Consumerism, Society

Labor: Take off Your Hard Work Badge, We’re All Wearing It.


The sad truth is that no one cares about your job. No one cares about how many hours you work, your personal achievements at work, or how loved you are by management. Everyone works and everyone has some measure of stress from their job. Mindless minimum wage work has the hardship of low pay and often little room for gainful promotion. High-paying professional consulting has the benefit of good pay but the punishment of unending hours, mental strains, and a backstabbing culture to move up. Not all jobs are terribly stressful or difficult but stress is a given, it cannot be escaped. Your task isn’t to take pride in your duress but to find a way to enjoy your life on your own terms.

The “I’m a hard worker!” badge is the fool’s uniform. Your employer wants nothing more than for you to center your personal identity on your work output. Motivational speakers and psychology consultants develop incentives, programs, and rhetoric all specifically designed to help you forget that you’re just one of many millions of workers performing largely unfavorable jobs for money just so you can survive. Notice how over the past few years name tags at retailers have transformed from employee, to sales, to customer service, to customer service representative, to associate, to partner. This is why it is imperative that you do not identify with your employer but with yourself. If you start to attribute your personal image to “insert job title here” you will lose yourself completely overtime. Those paychecks will mutate from providing you a way to live into oil running a machine.
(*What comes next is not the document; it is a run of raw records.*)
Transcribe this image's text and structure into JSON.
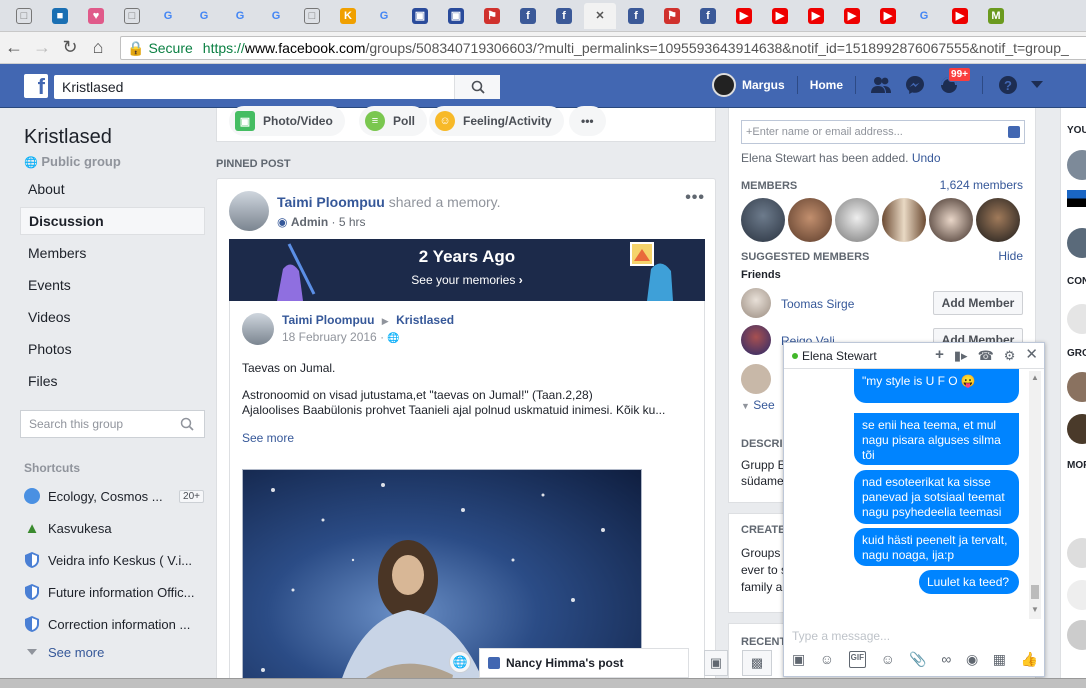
{
  "browser": {
    "tabs": [
      {
        "icon": "doc-icon",
        "color": "#777"
      },
      {
        "icon": "blue-square-icon",
        "color": "#1a6fb3"
      },
      {
        "icon": "heart-icon",
        "color": "#e05a8a"
      },
      {
        "icon": "doc-icon",
        "color": "#777"
      },
      {
        "icon": "google-icon",
        "color": "#4285f4"
      },
      {
        "icon": "google-icon",
        "color": "#4285f4"
      },
      {
        "icon": "google-icon",
        "color": "#4285f4"
      },
      {
        "icon": "google-icon",
        "color": "#4285f4"
      },
      {
        "icon": "doc-icon",
        "color": "#777"
      },
      {
        "icon": "k-icon",
        "color": "#f0a000"
      },
      {
        "icon": "google-icon",
        "color": "#4285f4"
      },
      {
        "icon": "bbs-icon",
        "color": "#2a4b9b"
      },
      {
        "icon": "bbs-icon",
        "color": "#2a4b9b"
      },
      {
        "icon": "red-flag-icon",
        "color": "#d0312d"
      },
      {
        "icon": "facebook-icon",
        "color": "#3b5998"
      },
      {
        "icon": "facebook-icon",
        "color": "#3b5998"
      },
      {
        "icon": "close-icon",
        "color": "#555",
        "active": true
      },
      {
        "icon": "facebook-icon",
        "color": "#3b5998"
      },
      {
        "icon": "red-flag-icon",
        "color": "#d0312d"
      },
      {
        "icon": "facebook-icon",
        "color": "#3b5998"
      },
      {
        "icon": "youtube-icon",
        "color": "#e00"
      },
      {
        "icon": "youtube-icon",
        "color": "#e00"
      },
      {
        "icon": "youtube-icon",
        "color": "#e00"
      },
      {
        "icon": "youtube-icon",
        "color": "#e00"
      },
      {
        "icon": "youtube-icon",
        "color": "#e00"
      },
      {
        "icon": "google-icon",
        "color": "#4285f4"
      },
      {
        "icon": "youtube-icon",
        "color": "#e00"
      },
      {
        "icon": "m-icon",
        "color": "#6b9a1f"
      }
    ],
    "secure_label": "Secure",
    "url_prefix": "https://",
    "url_host": "www.facebook.com",
    "url_rest": "/groups/508340719306603/?multi_permalinks=1095593643914638&notif_id=1518992876067555&notif_t=group_"
  },
  "fb": {
    "search_value": "Kristlased",
    "user_name": "Margus",
    "home_label": "Home",
    "notif_badge": "99+"
  },
  "left": {
    "group_title": "Kristlased",
    "group_type": "Public group",
    "nav": [
      "About",
      "Discussion",
      "Members",
      "Events",
      "Videos",
      "Photos",
      "Files"
    ],
    "selected_nav": "Discussion",
    "search_placeholder": "Search this group",
    "shortcuts_heading": "Shortcuts",
    "shortcuts": [
      {
        "label": "Ecology, Cosmos ...",
        "count": "20+",
        "icon": "group-icon"
      },
      {
        "label": "Kasvukesa",
        "icon": "tree-icon"
      },
      {
        "label": "Veidra info Keskus ( V.i...",
        "icon": "shield-icon"
      },
      {
        "label": "Future information Offic...",
        "icon": "shield-icon"
      },
      {
        "label": "Correction information ...",
        "icon": "shield-icon"
      }
    ],
    "see_more": "See more"
  },
  "composer": {
    "buttons": [
      "Photo/Video",
      "Poll",
      "Feeling/Activity"
    ]
  },
  "post": {
    "pinned_label": "PINNED POST",
    "author": "Taimi Ploompuu",
    "action": "shared a memory.",
    "role": "Admin",
    "time": "5 hrs",
    "memory_title": "2 Years Ago",
    "memory_sub": "See your memories",
    "shared_author": "Taimi Ploompuu",
    "shared_group": "Kristlased",
    "shared_date": "18 February 2016 ·",
    "line1": "Taevas on Jumal.",
    "line2": "Astronoomid on visad jutustama,et \"taevas on Jumal!\" (Taan.2,28)",
    "line3": "Ajaloolises Baabülonis prohvet Taanieli ajal polnud uskmatuid inimesi. Kõik ku...",
    "see_more": "See more"
  },
  "right": {
    "invite_placeholder": "+Enter name or email address...",
    "added_text": "Elena Stewart has been added.",
    "undo": "Undo",
    "members_label": "MEMBERS",
    "members_count": "1,624 members",
    "suggested_label": "SUGGESTED MEMBERS",
    "hide": "Hide",
    "friends_label": "Friends",
    "suggested": [
      {
        "name": "Toomas Sirge",
        "button": "Add Member"
      },
      {
        "name": "Reigo Vali",
        "button": "Add Member"
      }
    ],
    "see": "See",
    "descrip_label": "DESCRIP",
    "descrip_text1": "Grupp E",
    "descrip_text2": "südame",
    "create_label": "CREATE",
    "create_text1": "Groups",
    "create_text2": "ever to s",
    "create_text3": "family a",
    "recent_label": "RECENT"
  },
  "farright": {
    "labels": [
      "YOU",
      "CON",
      "GRO",
      "MOR"
    ]
  },
  "chat": {
    "name": "Elena Stewart",
    "messages": [
      "\"my style is U F O 😛",
      "se enii hea teema, et mul nagu pisara alguses silma tõi",
      "nad esoteerikat ka sisse panevad ja sotsiaal teemat nagu psyhedeelia teemasi",
      "kuid hästi peenelt ja tervalt, nagu noaga, ija:p",
      "Luulet ka teed?"
    ],
    "input_placeholder": "Type a message..."
  },
  "posttab": {
    "label": "Nancy Himma's post"
  }
}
Now, should you be truly in love and passionate about your profession that is a whole other scenario and we do not seek to detract from the meaningfulness of anyone’s work.  This piece is written specifically for the battered workers that are treated like excrement every day and expected to swallow their pride because they aren’t good enough for it. Let your fellow man vent, do not fall into the trap of scolding others for their disappointments and frustrations. To attempt to relieve someone of their true feelings is an arrogant and disgraceful practice. Offering a different perspective may help them but to demand that they pep up when they are tired, overworked, or ill from their labor is to act as if they have not labored at all.

This is not to say there are not hopelessly negative people out there that manage to destroy every positive potentiality that comes their way. Identifying these types is easy because they shoot down every opportunity and have too long invested in a victim mentality to ever part with the hubris propping up such poisonous thinking. In effect, for them to take an opportunity would mean to undermine their character image. Avoid them.

Anger and frustration are not bad sentiments if you have the ability to channel them into something useful. Indeed, how else will you liberate yourself constantly diluting your real feelings into cheap feel good phrases and self-deceit? Denying yourself your true feelings about your life will only lead to resentment, confusion, and neurosis. Let your anger be a motivational force and you may manage to do something about your grievances, let it become who you are and you’ll never overcome anything.

Consumerism, Society

Consumerism: Is this it?


The parades, light festivals, commercials, shows, and sales are all components of the greater consumer complex, showing us that nothing is so sacred as to be divorced of commercialization or free from advertising. It is so often overlooked because it is so prolific. Commercials enter the realm of the absurd and no longer inform us of the uses of a product but instead deliver a music video, comic sketch, or non sequitur to get us to remember the brand with no substantive understanding of what is being sold.

This is all that is hoped for, it is enough to plant the seed in the viewers mind. School buses carry logos and advertisements on their sides as children go to school. Applications across the internet spread various images and sound bites to keep us passively aware of needed products. As we drive to work billboards bombard us on every side. It appears there are few refuges to shield us from the latest consumer craze.

We do not know what is in our food, we do not know how our most cherished gadgets operate, we do not know who whispers in our elected officials’ ears, we do not know what is in the drugs our doctor prescribes us, we do not know where our clothes are from, we do not know how many have to die and suffer to prop up our way of life. We are not sure, if given the chance, if we could part with it. Is possible that we do not deserve it and gained our position from dumb luck? Objective circumstances pertaining to resources and industrial advancement? Maybe.

All of this points to the power of the industrial system, our modern society. We are no longer active participants in many of the functions of our daily life. In many cases we are utterly dependent on the flow and continuation of this system just to survive. Despite all the love for freedom and the promotion of the hard work ethic there still exists a life of confusion and hardship even for those in fortunate countries because for now… this is it.